VALERIE: It’s a lot of work to do. And sometimes it feels never-ending. But, you know, I try to find those silver linings where I can. Tragedy and stress and heartache is also growth. And I’m just really, really trying to be optimistic and kind of fingers crossed that this will be a time for a lot of growth that our policy structures need to push us forward towards the world that, in my brain, I know we can have. The world that we can see in our art, right? I’m just hoping that this will be a push to get us there. Because I feel like all this heartache and all this struggle and death and pain, there has to be something that blooms from this to honor the people that we have and will lose through this.
[mellow electronic music break]
JILL: What else would you like to share?
VALERIE: I have survived this because of art. Because of books and video games and music and writing and even just kind of the COVID art that people have been coming out with, you know, covering songs and recreating classic paintings with their towel robes. That laughter, that ability to leave the present and go someplace else, I think not only me, but I think most people, so many people have been able to keep their spirits up and intact because of what art does.
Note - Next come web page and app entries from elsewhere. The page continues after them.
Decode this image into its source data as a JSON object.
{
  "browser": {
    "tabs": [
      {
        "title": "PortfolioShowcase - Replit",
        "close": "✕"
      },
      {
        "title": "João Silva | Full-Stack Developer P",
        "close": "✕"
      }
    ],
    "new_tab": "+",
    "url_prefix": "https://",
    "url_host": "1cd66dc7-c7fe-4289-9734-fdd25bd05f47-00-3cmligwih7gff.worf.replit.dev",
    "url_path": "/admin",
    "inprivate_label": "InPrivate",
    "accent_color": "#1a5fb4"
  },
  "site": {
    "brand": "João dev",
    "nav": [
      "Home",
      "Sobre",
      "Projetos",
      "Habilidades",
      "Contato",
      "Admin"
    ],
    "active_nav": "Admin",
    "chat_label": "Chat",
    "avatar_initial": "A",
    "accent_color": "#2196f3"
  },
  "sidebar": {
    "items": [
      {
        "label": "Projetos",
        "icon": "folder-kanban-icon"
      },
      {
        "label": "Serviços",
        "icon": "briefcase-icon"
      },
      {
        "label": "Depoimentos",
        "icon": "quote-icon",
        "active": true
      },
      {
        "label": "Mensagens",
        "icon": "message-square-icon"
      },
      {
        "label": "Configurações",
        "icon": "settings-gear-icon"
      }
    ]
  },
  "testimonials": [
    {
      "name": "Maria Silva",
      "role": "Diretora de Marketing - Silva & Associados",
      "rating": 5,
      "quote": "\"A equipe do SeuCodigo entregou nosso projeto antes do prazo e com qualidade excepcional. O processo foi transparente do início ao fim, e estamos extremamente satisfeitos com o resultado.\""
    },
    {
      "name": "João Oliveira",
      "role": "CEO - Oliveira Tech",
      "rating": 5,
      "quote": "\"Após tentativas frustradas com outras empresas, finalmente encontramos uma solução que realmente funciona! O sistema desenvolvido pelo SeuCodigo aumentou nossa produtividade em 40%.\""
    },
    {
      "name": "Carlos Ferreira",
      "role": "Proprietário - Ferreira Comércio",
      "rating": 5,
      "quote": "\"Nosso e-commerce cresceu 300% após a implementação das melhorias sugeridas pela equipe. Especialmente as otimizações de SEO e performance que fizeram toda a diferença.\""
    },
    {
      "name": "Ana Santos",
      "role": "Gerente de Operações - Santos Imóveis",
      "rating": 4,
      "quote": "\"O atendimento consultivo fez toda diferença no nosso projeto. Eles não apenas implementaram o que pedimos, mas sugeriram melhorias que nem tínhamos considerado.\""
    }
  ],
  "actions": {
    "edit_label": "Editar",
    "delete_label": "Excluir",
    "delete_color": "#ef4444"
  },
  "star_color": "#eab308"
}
And I think that’s the other side that I’m hoping comes out of this. We’d really gotten to this point, particularly in education, where everything is so STEM-focused and that we’ve kind of lost the really life-giving nature of art in all its forms. And I just hope that, in some way, this can be encouragement to those people, particularly disabled artists. Because I think we are collectively as a people still pushing forward because artists create art. And I hope that as much as the activists keep doing what they’re doing and the policy people keep doing what they’re doing, that just as important, if not more important, is that the artists keep doing what they’re doing. Because if I couldn’t come home and take pleasure in those things, I don’t know that I could still be doing this, you know.
[mellow electronic music plays through the next few lines]
So, I think I just, I wanna say a thank you to the people that are creating, whether or not they’re creating through this. Because they might not be. It’s very hard. I think many of the people that I get to work alongside would not be able to get up every morning and do this if they didn’t have that art to take joy in when they come home at the end of the day.
JILL: Thank you.
CHRIS: It’s just such a pleasure to spend time with you. Thank you so much.
VALERIE: Yeah, this was wonderful. Thank you so much.
JILL: Thanks for listening. Be well, keep your distance, send us your comments, questions, and your submissions for Oaklee Thiele to hello@DisArtNow.org. Please make sure to follow the My Dearest Friends project on Instagram, Facebook, and DisArtNow.org. And thanks again to the Ford Foundation for their support of this work and to cat enthusiast Cheryl Green for the transcription of this podcast episode.
Music: “I Am Running Down the Long Hallway of Viewmont Elementary” by Chris Zabriskie. (Source: freemusicarchive.org. is licensed under a Attribution License.)